• The problem:
Give the whole listing again, exactly as written.

• Provided records:
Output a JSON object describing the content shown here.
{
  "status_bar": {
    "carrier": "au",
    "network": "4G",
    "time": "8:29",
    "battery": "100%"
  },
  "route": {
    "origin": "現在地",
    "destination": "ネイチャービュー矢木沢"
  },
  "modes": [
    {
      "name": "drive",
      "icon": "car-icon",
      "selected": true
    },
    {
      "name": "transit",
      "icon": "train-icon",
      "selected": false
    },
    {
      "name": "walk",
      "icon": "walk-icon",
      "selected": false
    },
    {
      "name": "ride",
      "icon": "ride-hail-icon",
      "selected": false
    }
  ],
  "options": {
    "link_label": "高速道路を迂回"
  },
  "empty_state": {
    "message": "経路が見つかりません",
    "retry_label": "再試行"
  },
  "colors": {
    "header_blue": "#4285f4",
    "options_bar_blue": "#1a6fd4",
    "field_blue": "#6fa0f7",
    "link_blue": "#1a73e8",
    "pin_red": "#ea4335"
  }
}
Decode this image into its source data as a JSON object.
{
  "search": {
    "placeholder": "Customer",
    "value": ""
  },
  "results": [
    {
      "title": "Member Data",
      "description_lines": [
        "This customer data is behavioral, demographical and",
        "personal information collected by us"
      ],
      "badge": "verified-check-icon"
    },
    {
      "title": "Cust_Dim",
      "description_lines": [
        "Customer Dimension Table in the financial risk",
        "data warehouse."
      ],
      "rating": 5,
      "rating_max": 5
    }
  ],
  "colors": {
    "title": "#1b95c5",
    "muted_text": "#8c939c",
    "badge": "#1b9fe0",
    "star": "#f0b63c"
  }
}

• Exercise output:
Output a JSON object describing the content shown here.
{
  "status_bar": {
    "carrier": "au",
    "network": "4G",
    "time": "8:29",
    "battery": "100%"
  },
  "route": {
    "origin": "現在地",
    "destination": "ネイチャービュー矢木沢"
  },
  "modes": [
    {
      "name": "drive",
      "icon": "car-icon",
      "selected": true
    },
    {
      "name": "transit",
      "icon": "train-icon",
      "selected": false
    },
    {
      "name": "walk",
      "icon": "walk-icon",
      "selected": false
    },
    {
      "name": "ride",
      "icon": "ride-hail-icon",
      "selected": false
    }
  ],
  "options": {
    "link_label": "高速道路を迂回"
  },
  "empty_state": {
    "message": "経路が見つかりません",
    "retry_label": "再試行"
  },
  "colors": {
    "header_blue": "#4285f4",
    "options_bar_blue": "#1a6fd4",
    "field_blue": "#6fa0f7",
    "link_blue": "#1a73e8",
    "pin_red": "#ea4335"
  }
}
Decode this image into its source data as a JSON object.
{
  "search": {
    "placeholder": "Customer",
    "value": ""
  },
  "results": [
    {
      "title": "Member Data",
      "description_lines": [
        "This customer data is behavioral, demographical and",
        "personal information collected by us"
      ],
      "badge": "verified-check-icon"
    },
    {
      "title": "Cust_Dim",
      "description_lines": [
        "Customer Dimension Table in the financial risk",
        "data warehouse."
      ],
      "rating": 5,
      "rating_max": 5
    }
  ],
  "colors": {
    "title": "#1b95c5",
    "muted_text": "#8c939c",
    "badge": "#1b9fe0",
    "star": "#f0b63c"
  }
}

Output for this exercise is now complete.